Review of 'Chaos'

Rating:5 User: Matt_B

This excellent multi-player strategy game was written by Julian Gollop who would later go on to write the likes of Rebelstar, Laser Squad and UFO: Enemy Unknown. Allegedly, Chaos was released before it was completed and, not surprisingly, looks a bit rough around the edges in places. Still, that doesn't matter too much when you get into the game.

There are up to eight wizards in play, any of which can be computer controlled or given to a human player. Each wizard gets a random set of spells, some of which are more useful than others. However, the game balances itself somewhat in that the most powerful spells are relatively difficult to cast; a weak giant rat spell will always work, however the golden dragon might only have a 10% chance. To improve your chances you can try to wait until the cosmic balance shifts towards law or chaos; you can influence it a bit with your choices but might have to wait some time. Alternatively spells can be cast as illusions and will always work; however they can be instantly destroyed with the disbelieve spell, which you can expect computer opponents to use at the slightest provocation.

Aside from summoning creatures, spells can have a variety of effects such as building impregnable castles, magical attacks on other wizards. Of particularly devastating possibility are the gooey blob and magic fire, both of which can eventually swamp the entire map and swallow up opposing creatures and wizards into the process.

If this all sounds complicated, don't worry; it isn't. Unlike most strategy games, Chaos proceeds at a positively breakneck pace and you can get the basics of it within a few minutes.

On the downside, the game isn't totally fair; sometimes you might get taken out on the first turn by a magic bolt, or be given a particularly rotten set of spells. However, over a long session things tend to even out, and particularly successful players can expect to be ganged up against in true Machiavellian fashion by those less fortunate.

Where most computer games are relatively solitary affairs, or at best involve a couple of players, Chaos succeeds admirably as a social game that can be enjoyed by a big group of friends.

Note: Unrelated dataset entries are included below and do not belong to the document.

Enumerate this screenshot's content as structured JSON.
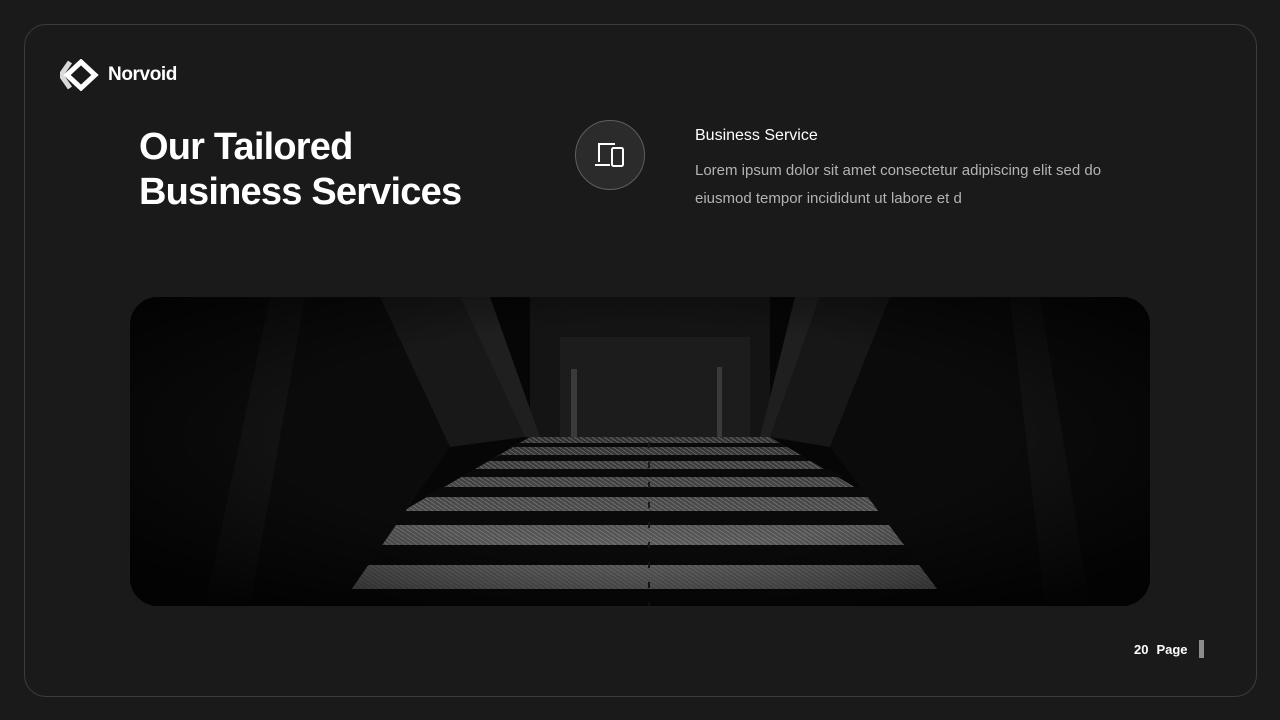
{
  "brand": {
    "name": "Norvoid",
    "logo_icon": "diamond-logo-icon"
  },
  "headline": {
    "line1": "Our Tailored",
    "line2": "Business Services"
  },
  "service": {
    "icon": "devices-icon",
    "title": "Business Service",
    "description": "Lorem ipsum dolor sit amet consectetur adipiscing elit sed do eiusmod tempor incididunt ut labore et d"
  },
  "hero_image": {
    "subject": "dark-corridor-photo"
  },
  "footer": {
    "page_number": "20",
    "page_label": "Page"
  },
  "colors": {
    "background": "#1a1a1a",
    "text_primary": "#ffffff",
    "text_muted": "#b3b3b3",
    "border": "#3c3c3c"
  }
}
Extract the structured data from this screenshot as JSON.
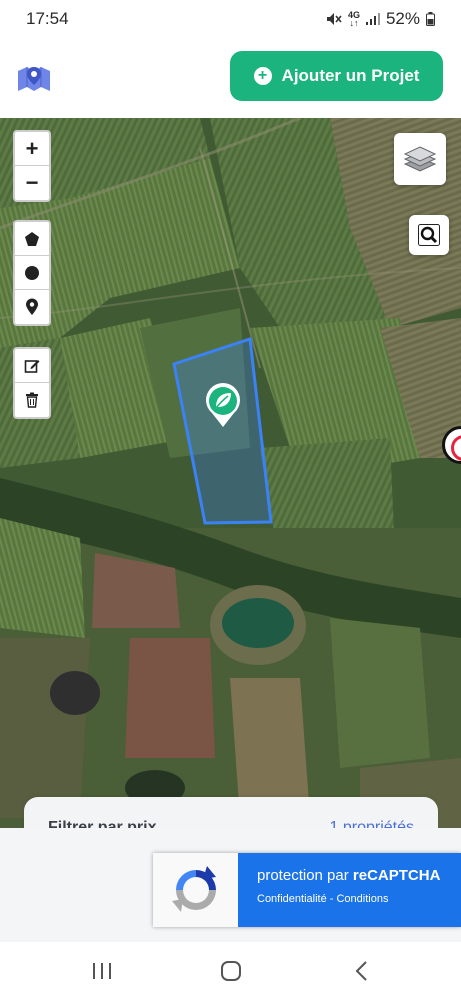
{
  "status_bar": {
    "time": "17:54",
    "network_top": "4G",
    "battery": "52%"
  },
  "header": {
    "logo_icon": "map-pin-logo-icon",
    "add_project_label": "Ajouter un Projet"
  },
  "map": {
    "controls": {
      "zoom_in": "+",
      "zoom_out": "−"
    },
    "marker_icon": "leaf-pin-icon"
  },
  "filter_card": {
    "title": "Filtrer par prix",
    "count": "1 propriétés"
  },
  "recaptcha": {
    "line1_prefix": "protection par ",
    "line1_brand": "reCAPTCHA",
    "line2": "Confidentialité - Conditions"
  },
  "colors": {
    "brand_green": "#1bb47e",
    "polygon_blue": "#3b82f6",
    "recaptcha_blue": "#1a73e8"
  }
}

It's practically unique in that respect amongst Spectrum games which is enough to make it a winner. It's perhaps less fun as a one player game, but those in search of a stern challenge can always try to take on seven high level computer wizards by themselves.